A major theme of the early pandemic was the shift to DTC, as brands and department stores’ wholesale relationships were strained by canceled orders and unmovable inventory.
But digital wholesale platforms like NuOrder, Joor and Faire, who connect retailers with the brands they want to buy product from, were welcomed middlemen in the last year. In the last week, Joor and Faire announced new funding rounds of $46 million and $260 million, respectively. For its part, Faire, which mostly works with independent brands, tripled its valuation from $2.5 billion to nearly $7 billion in the last six months. In March, the 10-year-old NuOrder also announced a large funding round of $45 million led by Brighton Park Capital and Imaginary Ventures.

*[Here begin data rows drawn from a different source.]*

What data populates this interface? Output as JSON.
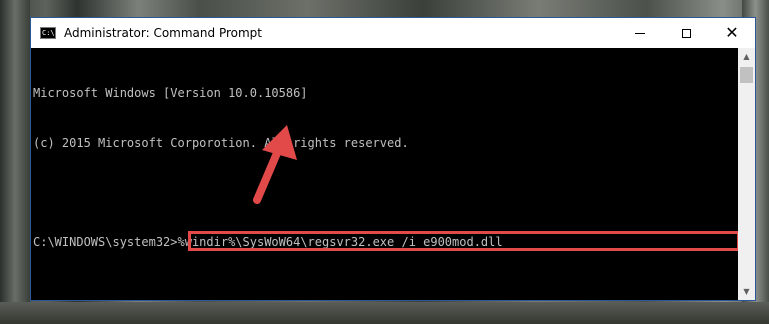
{
  "window": {
    "title": "Administrator: Command Prompt",
    "app_icon_text": "C:\\",
    "close_glyph": "✕"
  },
  "console": {
    "lines": [
      "Microsoft Windows [Version 10.0.10586]",
      "(c) 2015 Microsoft Corporotion. All rights reserved.",
      ""
    ],
    "prompt": "C:\\WINDOWS\\system32>",
    "command": "%windir%\\SysWoW64\\regsvr32.exe /i e900mod.dll"
  },
  "scrollbar": {
    "up_glyph": "▲",
    "down_glyph": "▼"
  },
  "annotation": {
    "highlight_color": "#e24a4a",
    "arrow_color": "#e24a4a"
  }
}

The investor confidence in these companies is an indication that wholesale isn’t going away, only changing. These digital platforms offer a more streamlined wholesale solution compared to trade shows, but with greater scale and volume opportunities compared to individual partnerships with retailers.

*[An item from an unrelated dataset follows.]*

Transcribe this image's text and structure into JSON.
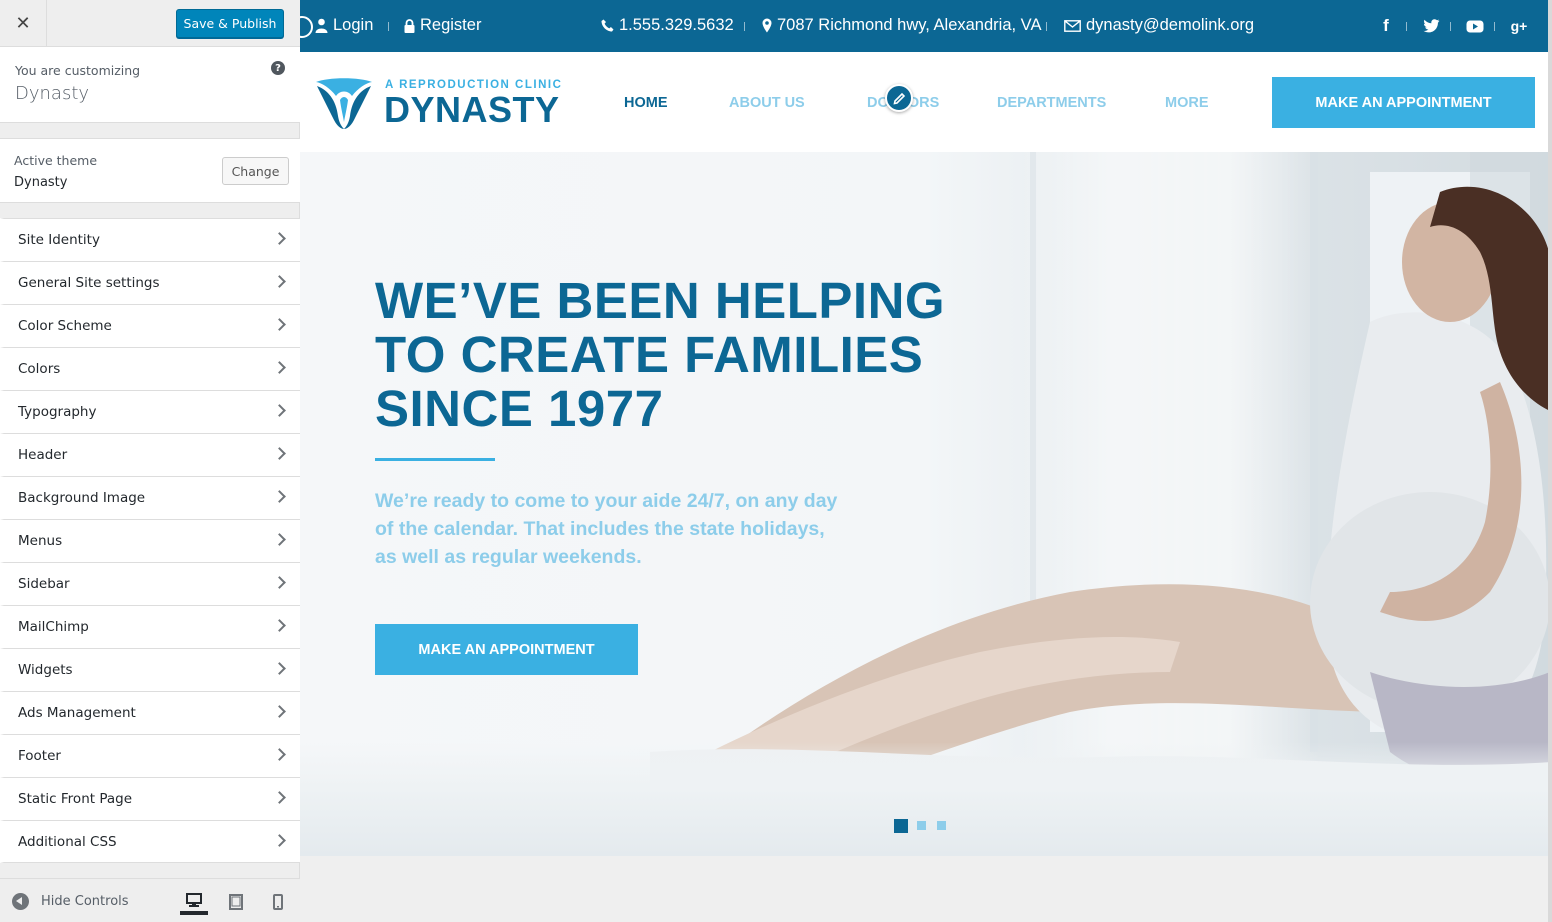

According to Heath Wells, co-founder of NuOrder, the initial thinning of wholesale orders at the beginning of the pandemic has given way to a strong bounce back. NuOrder has been back to more than $1 billion in transaction volume a month since last fall, he said. Brands like Lacoste and Levi’s use the platform, along with retailers like Nordstrom.
“A lot of retailers canceled orders at the beginning. Now they’re going back out to market and are trying to fill up the store again,” Wells told Glossy last fall. “Wholesale is rebounding quite well. Saks is really doing well, and people are shopping again.”

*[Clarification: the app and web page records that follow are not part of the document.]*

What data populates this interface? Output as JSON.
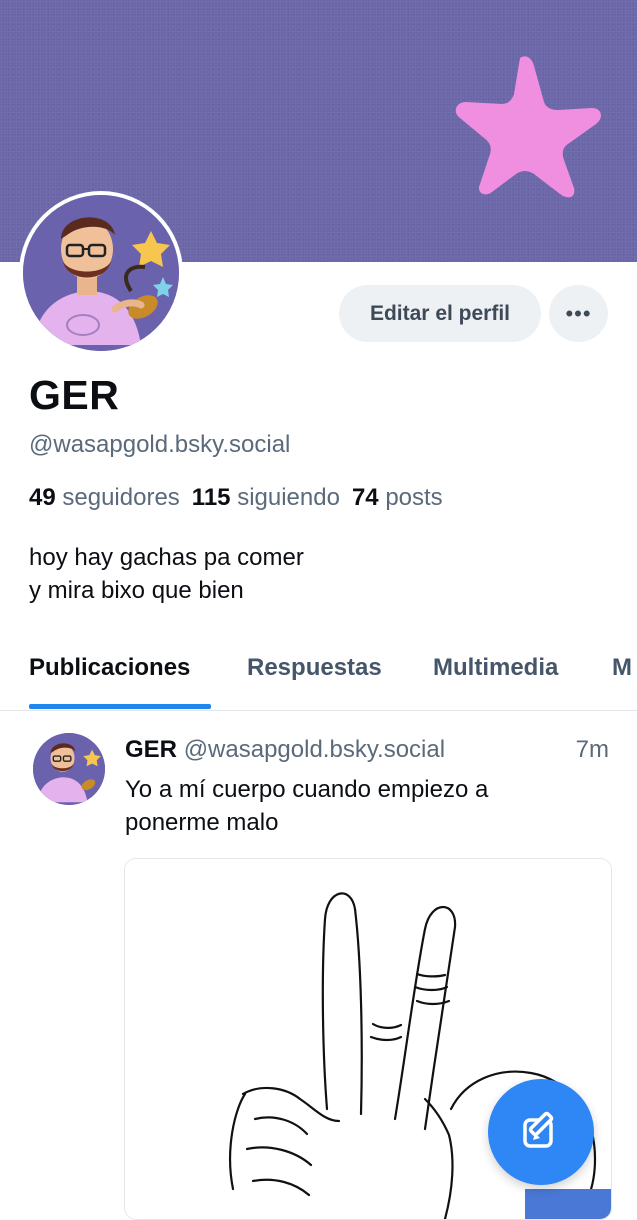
{
  "profile": {
    "name": "GER",
    "handle": "@wasapgold.bsky.social",
    "followers_count": "49",
    "followers_label": "seguidores",
    "following_count": "115",
    "following_label": "siguiendo",
    "posts_count": "74",
    "posts_label": "posts",
    "bio_line1": "hoy hay gachas pa comer",
    "bio_line2": "y mira bixo que bien"
  },
  "actions": {
    "edit_label": "Editar el perfil",
    "more_label": "•••"
  },
  "tabs": [
    {
      "label": "Publicaciones",
      "active": true
    },
    {
      "label": "Respuestas",
      "active": false
    },
    {
      "label": "Multimedia",
      "active": false
    },
    {
      "label": "M",
      "active": false
    }
  ],
  "post": {
    "author": "GER",
    "handle": "@wasapgold.bsky.social",
    "time": "7m",
    "text_line1": "Yo a mí cuerpo cuando empiezo a",
    "text_line2": "ponerme malo"
  },
  "colors": {
    "banner": "#6c67a8",
    "star": "#f08ee0",
    "accent": "#1f87f0",
    "fab": "#2f86f5"
  },
  "icons": {
    "fab": "compose-icon",
    "banner": "star-icon"
  }
}
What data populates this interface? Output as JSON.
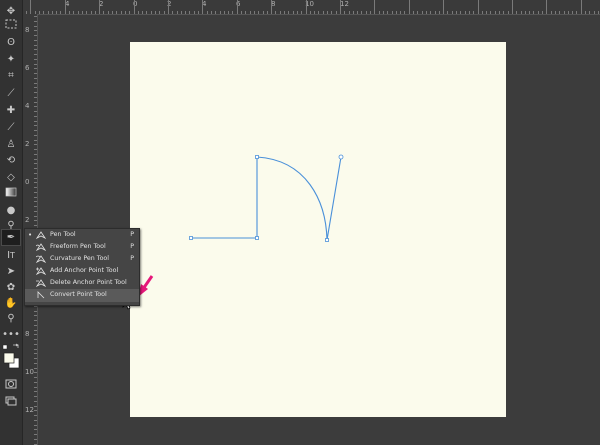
{
  "rulers": {
    "top_numbers": [
      "4",
      "2",
      "0",
      "2",
      "4",
      "6",
      "8",
      "10",
      "12"
    ],
    "left_numbers": [
      "8",
      "6",
      "4",
      "2",
      "0",
      "2",
      "4",
      "6",
      "8",
      "10",
      "12"
    ]
  },
  "flyout": {
    "items": [
      {
        "label": "Pen Tool",
        "shortcut": "P",
        "icon": "pen-icon",
        "active": true
      },
      {
        "label": "Freeform Pen Tool",
        "shortcut": "P",
        "icon": "freeform-pen-icon",
        "active": false
      },
      {
        "label": "Curvature Pen Tool",
        "shortcut": "P",
        "icon": "curvature-pen-icon",
        "active": false
      },
      {
        "label": "Add Anchor Point Tool",
        "shortcut": "",
        "icon": "add-anchor-icon",
        "active": false
      },
      {
        "label": "Delete Anchor Point Tool",
        "shortcut": "",
        "icon": "delete-anchor-icon",
        "active": false
      },
      {
        "label": "Convert Point Tool",
        "shortcut": "",
        "icon": "convert-point-icon",
        "active": false
      }
    ]
  },
  "colors": {
    "canvas_background": "#fbfbec",
    "path_stroke": "#4a90d9",
    "annotation_arrow": "#e6177a"
  },
  "tools": [
    "move-icon",
    "marquee-icon",
    "lasso-icon",
    "magic-wand-icon",
    "crop-icon",
    "eyedropper-icon",
    "healing-icon",
    "brush-icon",
    "clone-stamp-icon",
    "history-brush-icon",
    "eraser-icon",
    "gradient-icon",
    "blur-icon",
    "dodge-icon",
    "pen-icon",
    "type-icon",
    "path-selection-icon",
    "shape-icon",
    "hand-icon",
    "zoom-icon",
    "more-icon",
    "color-swatch-icon",
    "quick-mask-icon",
    "screen-mode-icon"
  ]
}
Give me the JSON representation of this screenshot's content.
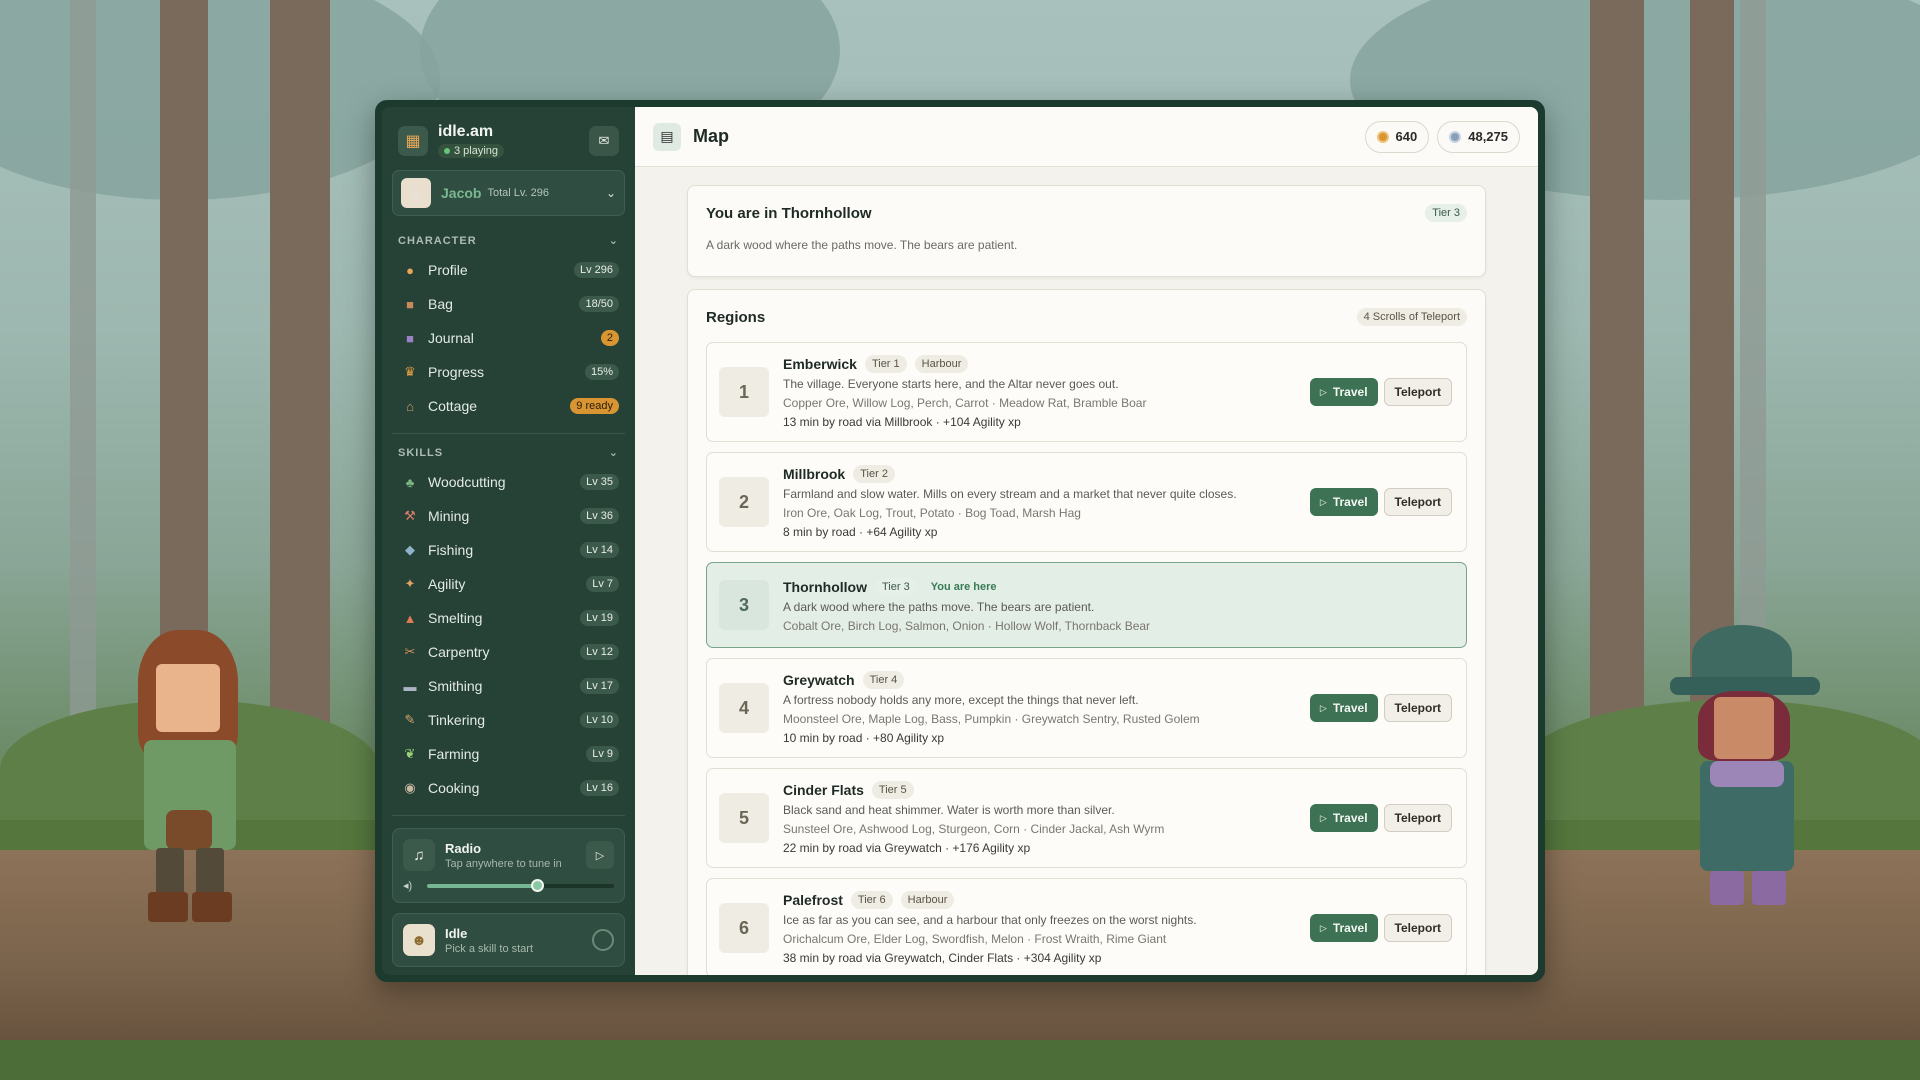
{
  "app": {
    "name": "idle.am",
    "players": "3 playing"
  },
  "player": {
    "name": "Jacob",
    "total_level": "Total Lv. 296"
  },
  "character": {
    "heading": "CHARACTER",
    "items": [
      {
        "label": "Profile",
        "badge": "Lv 296",
        "icon": "profile-icon"
      },
      {
        "label": "Bag",
        "badge": "18/50",
        "icon": "bag-icon"
      },
      {
        "label": "Journal",
        "badge": "2",
        "icon": "journal-icon"
      },
      {
        "label": "Progress",
        "badge": "15%",
        "icon": "trophy-icon"
      },
      {
        "label": "Cottage",
        "badge": "9 ready",
        "icon": "cottage-icon"
      }
    ]
  },
  "skills": {
    "heading": "SKILLS",
    "items": [
      {
        "label": "Woodcutting",
        "badge": "Lv 35",
        "icon": "tree-icon"
      },
      {
        "label": "Mining",
        "badge": "Lv 36",
        "icon": "pickaxe-icon"
      },
      {
        "label": "Fishing",
        "badge": "Lv 14",
        "icon": "fish-icon"
      },
      {
        "label": "Agility",
        "badge": "Lv 7",
        "icon": "runner-icon"
      },
      {
        "label": "Smelting",
        "badge": "Lv 19",
        "icon": "furnace-icon"
      },
      {
        "label": "Carpentry",
        "badge": "Lv 12",
        "icon": "saw-icon"
      },
      {
        "label": "Smithing",
        "badge": "Lv 17",
        "icon": "anvil-icon"
      },
      {
        "label": "Tinkering",
        "badge": "Lv 10",
        "icon": "wrench-icon"
      },
      {
        "label": "Farming",
        "badge": "Lv 9",
        "icon": "sprout-icon"
      },
      {
        "label": "Cooking",
        "badge": "Lv 16",
        "icon": "pot-icon"
      }
    ]
  },
  "radio": {
    "title": "Radio",
    "subtitle": "Tap anywhere to tune in",
    "volume": 0.59
  },
  "activity": {
    "title": "Idle",
    "subtitle": "Pick a skill to start"
  },
  "header": {
    "title": "Map",
    "gold": "640",
    "silver": "48,275"
  },
  "location": {
    "title": "You are in Thornhollow",
    "tier": "Tier 3",
    "description": "A dark wood where the paths move. The bears are patient."
  },
  "regions_panel": {
    "title": "Regions",
    "scrolls": "4 Scrolls of Teleport"
  },
  "buttons": {
    "travel": "Travel",
    "teleport": "Teleport"
  },
  "regions": [
    {
      "num": "1",
      "name": "Emberwick",
      "tier": "Tier 1",
      "tag": "Harbour",
      "desc": "The village. Everyone starts here, and the Altar never goes out.",
      "resources": "Copper Ore, Willow Log, Perch, Carrot · Meadow Rat, Bramble Boar",
      "travel": "13 min by road via Millbrook · +104 Agility xp"
    },
    {
      "num": "2",
      "name": "Millbrook",
      "tier": "Tier 2",
      "desc": "Farmland and slow water. Mills on every stream and a market that never quite closes.",
      "resources": "Iron Ore, Oak Log, Trout, Potato · Bog Toad, Marsh Hag",
      "travel": "8 min by road · +64 Agility xp"
    },
    {
      "num": "3",
      "name": "Thornhollow",
      "tier": "Tier 3",
      "here": "You are here",
      "desc": "A dark wood where the paths move. The bears are patient.",
      "resources": "Cobalt Ore, Birch Log, Salmon, Onion · Hollow Wolf, Thornback Bear"
    },
    {
      "num": "4",
      "name": "Greywatch",
      "tier": "Tier 4",
      "desc": "A fortress nobody holds any more, except the things that never left.",
      "resources": "Moonsteel Ore, Maple Log, Bass, Pumpkin · Greywatch Sentry, Rusted Golem",
      "travel": "10 min by road · +80 Agility xp"
    },
    {
      "num": "5",
      "name": "Cinder Flats",
      "tier": "Tier 5",
      "desc": "Black sand and heat shimmer. Water is worth more than silver.",
      "resources": "Sunsteel Ore, Ashwood Log, Sturgeon, Corn · Cinder Jackal, Ash Wyrm",
      "travel": "22 min by road via Greywatch · +176 Agility xp"
    },
    {
      "num": "6",
      "name": "Palefrost",
      "tier": "Tier 6",
      "tag": "Harbour",
      "desc": "Ice as far as you can see, and a harbour that only freezes on the worst nights.",
      "resources": "Orichalcum Ore, Elder Log, Swordfish, Melon · Frost Wraith, Rime Giant",
      "travel": "38 min by road via Greywatch, Cinder Flats · +304 Agility xp"
    }
  ],
  "colors": {
    "accent": "#3e7255",
    "sidebar": "#264237",
    "badge_orange": "#d99532",
    "gold": "#d99532",
    "silver": "#8aa0b8"
  }
}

Lauren Cooks Levitan, CFO at 4-year-old Faire, said the No. 1 thing the 200,000 retailers and 20,000 brands that Faire works with are looking for is more volume. Apparel transactions on Faire are up 5X year-over-year. Cooks Levitan said apparel is particularly well-suited to digital wholesale platforms.
“Apparel brands often have more complex, larger catalogs with lots of SKUs for different sizes and colors,” Cooks Levitan said. “We have a bulk uploader option, which makes those complicated catalogs a lot simpler.”
Notably, two of these platforms are using their new cash investments for international expansion. Faire is using its new funding to expand its existing European operations outside of the U.K., where it primarily operates now. Cooks Levitan said the European market alone represents billions of dollars of potential transaction volume.
Faire is focused solely on European expansion for now, Cooks Levitan said. Meanwhile, 11-year-old Joor has made Asia its main focus. With Joor’s new funding, it became the first digital wholesale platform to begin operating in mainland China at the beginning of June. Joor works with largre retailers and brands like Balenciaga and Neiman Marcus.
Cooks Levitan said she doesn’t see the shift that some brands made towards DTC as threatening to wholesale’s future.
“I believe that omnichannel is the future,” she said. “Yes, a lot of brands put resources into DTC over the pandemic, but wholesale is important, especially for growing an audience. Shelf space in a premium store is amazing marketing. It’s not as easy as it used to be to grow an audience solely through DTC and Instagram ads. A spot on the shelf in a good retailer is important for brand visibility. That’s not going away.”